# Problem description:
The word "neon" marks the lines you need; copy each of them from the data.

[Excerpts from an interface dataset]
━━━━━━━━━━
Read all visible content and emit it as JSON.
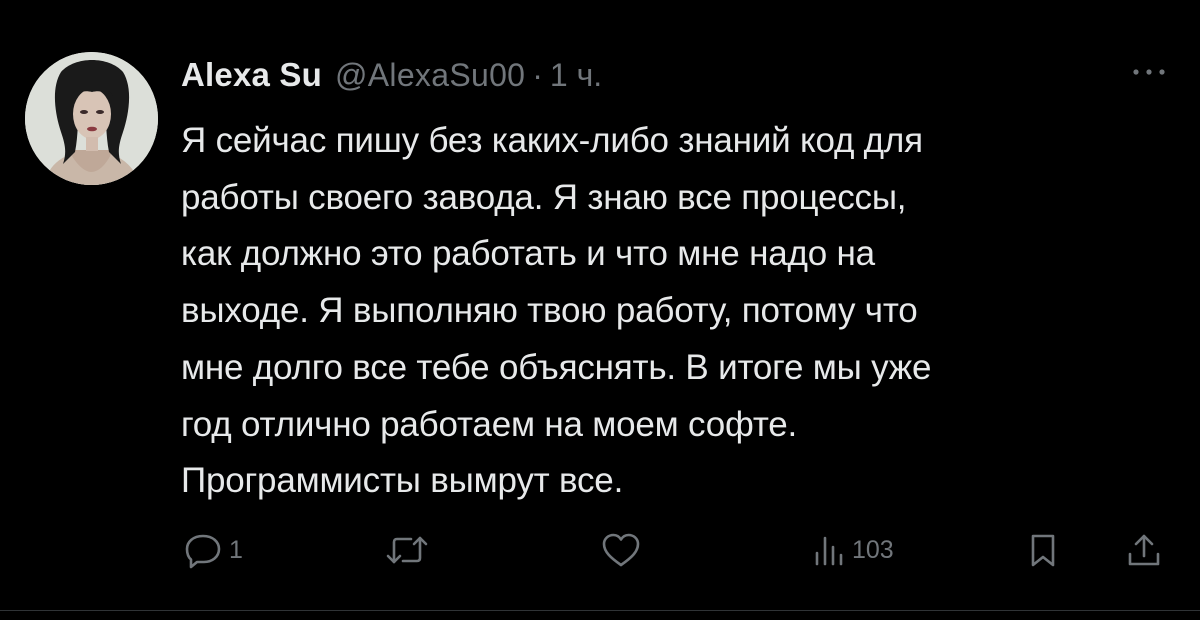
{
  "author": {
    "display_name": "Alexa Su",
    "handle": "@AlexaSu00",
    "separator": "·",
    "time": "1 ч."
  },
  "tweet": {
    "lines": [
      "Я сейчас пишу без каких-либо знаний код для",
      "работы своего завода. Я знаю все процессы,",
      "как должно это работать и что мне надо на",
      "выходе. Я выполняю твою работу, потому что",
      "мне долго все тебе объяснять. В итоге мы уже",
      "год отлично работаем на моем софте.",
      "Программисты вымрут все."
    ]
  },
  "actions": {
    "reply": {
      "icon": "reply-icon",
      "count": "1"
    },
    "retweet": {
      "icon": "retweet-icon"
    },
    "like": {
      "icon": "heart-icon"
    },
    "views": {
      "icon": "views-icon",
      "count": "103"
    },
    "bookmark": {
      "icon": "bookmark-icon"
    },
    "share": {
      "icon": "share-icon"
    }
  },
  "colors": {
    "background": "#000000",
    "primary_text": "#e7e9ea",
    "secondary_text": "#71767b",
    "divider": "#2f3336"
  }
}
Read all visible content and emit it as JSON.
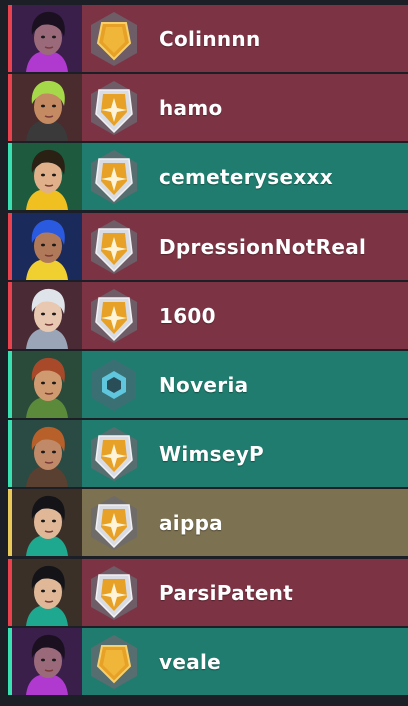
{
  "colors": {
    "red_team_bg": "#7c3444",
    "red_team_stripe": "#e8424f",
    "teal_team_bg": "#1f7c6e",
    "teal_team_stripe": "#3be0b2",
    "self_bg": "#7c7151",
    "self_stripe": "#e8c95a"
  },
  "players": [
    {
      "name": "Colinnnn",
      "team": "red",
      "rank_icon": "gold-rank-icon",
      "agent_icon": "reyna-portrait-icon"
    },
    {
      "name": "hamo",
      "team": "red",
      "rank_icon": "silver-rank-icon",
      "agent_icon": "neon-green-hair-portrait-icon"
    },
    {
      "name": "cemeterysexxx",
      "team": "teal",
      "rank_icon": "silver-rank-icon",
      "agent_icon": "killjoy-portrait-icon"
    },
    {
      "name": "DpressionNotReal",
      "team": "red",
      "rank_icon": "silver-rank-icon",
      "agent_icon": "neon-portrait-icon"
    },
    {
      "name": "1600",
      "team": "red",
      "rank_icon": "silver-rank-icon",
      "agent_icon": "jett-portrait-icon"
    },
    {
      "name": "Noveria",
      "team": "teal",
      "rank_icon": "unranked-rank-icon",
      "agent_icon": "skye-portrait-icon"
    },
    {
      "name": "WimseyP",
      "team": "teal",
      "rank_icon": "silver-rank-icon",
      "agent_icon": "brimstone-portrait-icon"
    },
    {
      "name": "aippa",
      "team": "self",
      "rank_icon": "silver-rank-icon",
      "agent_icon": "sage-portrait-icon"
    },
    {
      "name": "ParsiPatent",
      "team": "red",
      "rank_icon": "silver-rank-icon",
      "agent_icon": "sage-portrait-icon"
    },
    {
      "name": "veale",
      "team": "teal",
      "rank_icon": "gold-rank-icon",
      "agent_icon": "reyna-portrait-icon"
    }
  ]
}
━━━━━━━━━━
# Your response:
      "agent_icon": "neon-green-hair-portrait-icon"
      "agent_icon": "neon-portrait-icon"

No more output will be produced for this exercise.